=== Section Start ===

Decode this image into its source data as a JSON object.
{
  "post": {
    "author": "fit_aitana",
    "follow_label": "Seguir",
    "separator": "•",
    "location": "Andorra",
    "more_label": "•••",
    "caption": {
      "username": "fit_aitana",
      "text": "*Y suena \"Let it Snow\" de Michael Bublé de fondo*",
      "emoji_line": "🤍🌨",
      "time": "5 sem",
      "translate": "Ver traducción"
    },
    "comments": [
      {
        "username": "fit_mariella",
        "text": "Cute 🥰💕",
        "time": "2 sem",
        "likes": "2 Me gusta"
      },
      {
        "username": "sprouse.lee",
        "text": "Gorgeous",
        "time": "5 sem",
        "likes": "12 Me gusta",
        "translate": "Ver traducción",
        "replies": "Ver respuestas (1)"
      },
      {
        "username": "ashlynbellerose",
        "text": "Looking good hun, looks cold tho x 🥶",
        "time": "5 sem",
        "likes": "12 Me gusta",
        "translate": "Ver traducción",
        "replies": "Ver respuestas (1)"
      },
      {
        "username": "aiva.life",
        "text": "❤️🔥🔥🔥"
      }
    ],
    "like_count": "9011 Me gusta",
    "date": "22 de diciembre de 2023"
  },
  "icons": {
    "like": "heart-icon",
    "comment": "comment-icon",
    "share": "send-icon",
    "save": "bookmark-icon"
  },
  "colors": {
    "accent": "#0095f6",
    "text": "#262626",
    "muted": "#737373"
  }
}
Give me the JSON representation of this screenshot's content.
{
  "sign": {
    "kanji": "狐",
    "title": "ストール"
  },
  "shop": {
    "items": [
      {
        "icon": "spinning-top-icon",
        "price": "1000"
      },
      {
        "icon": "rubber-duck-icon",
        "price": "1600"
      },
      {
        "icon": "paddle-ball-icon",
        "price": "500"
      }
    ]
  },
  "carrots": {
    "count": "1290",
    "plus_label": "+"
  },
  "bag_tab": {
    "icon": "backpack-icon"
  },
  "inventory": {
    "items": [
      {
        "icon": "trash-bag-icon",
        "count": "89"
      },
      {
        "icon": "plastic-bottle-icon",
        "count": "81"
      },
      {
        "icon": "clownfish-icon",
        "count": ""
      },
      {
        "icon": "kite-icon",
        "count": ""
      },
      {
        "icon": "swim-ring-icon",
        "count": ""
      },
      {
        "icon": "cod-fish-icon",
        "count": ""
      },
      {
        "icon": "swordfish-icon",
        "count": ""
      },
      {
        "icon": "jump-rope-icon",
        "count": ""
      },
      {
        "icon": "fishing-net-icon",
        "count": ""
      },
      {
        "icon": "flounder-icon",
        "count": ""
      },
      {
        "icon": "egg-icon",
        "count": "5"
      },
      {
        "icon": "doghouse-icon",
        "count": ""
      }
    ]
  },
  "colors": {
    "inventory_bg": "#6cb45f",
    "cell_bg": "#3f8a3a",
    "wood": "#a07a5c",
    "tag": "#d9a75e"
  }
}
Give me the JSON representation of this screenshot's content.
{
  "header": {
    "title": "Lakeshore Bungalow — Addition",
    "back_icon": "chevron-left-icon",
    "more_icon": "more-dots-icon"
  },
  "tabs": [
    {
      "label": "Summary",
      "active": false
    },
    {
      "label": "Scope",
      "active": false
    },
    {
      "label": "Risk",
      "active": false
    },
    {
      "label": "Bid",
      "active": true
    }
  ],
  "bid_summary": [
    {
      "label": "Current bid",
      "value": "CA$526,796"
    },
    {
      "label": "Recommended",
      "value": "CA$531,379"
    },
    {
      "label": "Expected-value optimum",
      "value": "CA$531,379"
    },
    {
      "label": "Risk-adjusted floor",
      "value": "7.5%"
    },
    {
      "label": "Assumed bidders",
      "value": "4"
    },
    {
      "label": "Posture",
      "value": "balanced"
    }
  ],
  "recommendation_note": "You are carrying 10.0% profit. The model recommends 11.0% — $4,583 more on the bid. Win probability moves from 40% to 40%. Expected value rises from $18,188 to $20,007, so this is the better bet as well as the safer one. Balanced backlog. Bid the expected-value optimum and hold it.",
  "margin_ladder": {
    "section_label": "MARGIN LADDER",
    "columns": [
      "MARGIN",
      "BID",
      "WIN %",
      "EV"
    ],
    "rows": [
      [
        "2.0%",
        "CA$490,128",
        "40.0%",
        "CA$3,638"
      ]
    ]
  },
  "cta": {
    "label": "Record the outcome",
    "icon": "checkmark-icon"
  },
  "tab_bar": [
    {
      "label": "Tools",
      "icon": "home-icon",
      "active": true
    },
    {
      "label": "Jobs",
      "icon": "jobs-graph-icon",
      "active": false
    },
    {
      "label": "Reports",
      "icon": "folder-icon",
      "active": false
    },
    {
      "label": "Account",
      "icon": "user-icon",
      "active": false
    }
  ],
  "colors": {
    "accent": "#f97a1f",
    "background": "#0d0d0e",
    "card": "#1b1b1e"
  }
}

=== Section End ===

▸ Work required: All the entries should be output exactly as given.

▸ Problem solution:
Decode this image into its source data as a JSON object.
{
  "post": {
    "author": "fit_aitana",
    "follow_label": "Seguir",
    "separator": "•",
    "location": "Andorra",
    "more_label": "•••",
    "caption": {
      "username": "fit_aitana",
      "text": "*Y suena \"Let it Snow\" de Michael Bublé de fondo*",
      "emoji_line": "🤍🌨",
      "time": "5 sem",
      "translate": "Ver traducción"
    },
    "comments": [
      {
        "username": "fit_mariella",
        "text": "Cute 🥰💕",
        "time": "2 sem",
        "likes": "2 Me gusta"
      },
      {
        "username": "sprouse.lee",
        "text": "Gorgeous",
        "time": "5 sem",
        "likes": "12 Me gusta",
        "translate": "Ver traducción",
        "replies": "Ver respuestas (1)"
      },
      {
        "username": "ashlynbellerose",
        "text": "Looking good hun, looks cold tho x 🥶",
        "time": "5 sem",
        "likes": "12 Me gusta",
        "translate": "Ver traducción",
        "replies": "Ver respuestas (1)"
      },
      {
        "username": "aiva.life",
        "text": "❤️🔥🔥🔥"
      }
    ],
    "like_count": "9011 Me gusta",
    "date": "22 de diciembre de 2023"
  },
  "icons": {
    "like": "heart-icon",
    "comment": "comment-icon",
    "share": "send-icon",
    "save": "bookmark-icon"
  },
  "colors": {
    "accent": "#0095f6",
    "text": "#262626",
    "muted": "#737373"
  }
}
Give me the JSON representation of this screenshot's content.
{
  "sign": {
    "kanji": "狐",
    "title": "ストール"
  },
  "shop": {
    "items": [
      {
        "icon": "spinning-top-icon",
        "price": "1000"
      },
      {
        "icon": "rubber-duck-icon",
        "price": "1600"
      },
      {
        "icon": "paddle-ball-icon",
        "price": "500"
      }
    ]
  },
  "carrots": {
    "count": "1290",
    "plus_label": "+"
  },
  "bag_tab": {
    "icon": "backpack-icon"
  },
  "inventory": {
    "items": [
      {
        "icon": "trash-bag-icon",
        "count": "89"
      },
      {
        "icon": "plastic-bottle-icon",
        "count": "81"
      },
      {
        "icon": "clownfish-icon",
        "count": ""
      },
      {
        "icon": "kite-icon",
        "count": ""
      },
      {
        "icon": "swim-ring-icon",
        "count": ""
      },
      {
        "icon": "cod-fish-icon",
        "count": ""
      },
      {
        "icon": "swordfish-icon",
        "count": ""
      },
      {
        "icon": "jump-rope-icon",
        "count": ""
      },
      {
        "icon": "fishing-net-icon",
        "count": ""
      },
      {
        "icon": "flounder-icon",
        "count": ""
      },
      {
        "icon": "egg-icon",
        "count": "5"
      },
      {
        "icon": "doghouse-icon",
        "count": ""
      }
    ]
  },
  "colors": {
    "inventory_bg": "#6cb45f",
    "cell_bg": "#3f8a3a",
    "wood": "#a07a5c",
    "tag": "#d9a75e"
  }
}
Give me the JSON representation of this screenshot's content.
{
  "header": {
    "title": "Lakeshore Bungalow — Addition",
    "back_icon": "chevron-left-icon",
    "more_icon": "more-dots-icon"
  },
  "tabs": [
    {
      "label": "Summary",
      "active": false
    },
    {
      "label": "Scope",
      "active": false
    },
    {
      "label": "Risk",
      "active": false
    },
    {
      "label": "Bid",
      "active": true
    }
  ],
  "bid_summary": [
    {
      "label": "Current bid",
      "value": "CA$526,796"
    },
    {
      "label": "Recommended",
      "value": "CA$531,379"
    },
    {
      "label": "Expected-value optimum",
      "value": "CA$531,379"
    },
    {
      "label": "Risk-adjusted floor",
      "value": "7.5%"
    },
    {
      "label": "Assumed bidders",
      "value": "4"
    },
    {
      "label": "Posture",
      "value": "balanced"
    }
  ],
  "recommendation_note": "You are carrying 10.0% profit. The model recommends 11.0% — $4,583 more on the bid. Win probability moves from 40% to 40%. Expected value rises from $18,188 to $20,007, so this is the better bet as well as the safer one. Balanced backlog. Bid the expected-value optimum and hold it.",
  "margin_ladder": {
    "section_label": "MARGIN LADDER",
    "columns": [
      "MARGIN",
      "BID",
      "WIN %",
      "EV"
    ],
    "rows": [
      [
        "2.0%",
        "CA$490,128",
        "40.0%",
        "CA$3,638"
      ]
    ]
  },
  "cta": {
    "label": "Record the outcome",
    "icon": "checkmark-icon"
  },
  "tab_bar": [
    {
      "label": "Tools",
      "icon": "home-icon",
      "active": true
    },
    {
      "label": "Jobs",
      "icon": "jobs-graph-icon",
      "active": false
    },
    {
      "label": "Reports",
      "icon": "folder-icon",
      "active": false
    },
    {
      "label": "Account",
      "icon": "user-icon",
      "active": false
    }
  ],
  "colors": {
    "accent": "#f97a1f",
    "background": "#0d0d0e",
    "card": "#1b1b1e"
  }
}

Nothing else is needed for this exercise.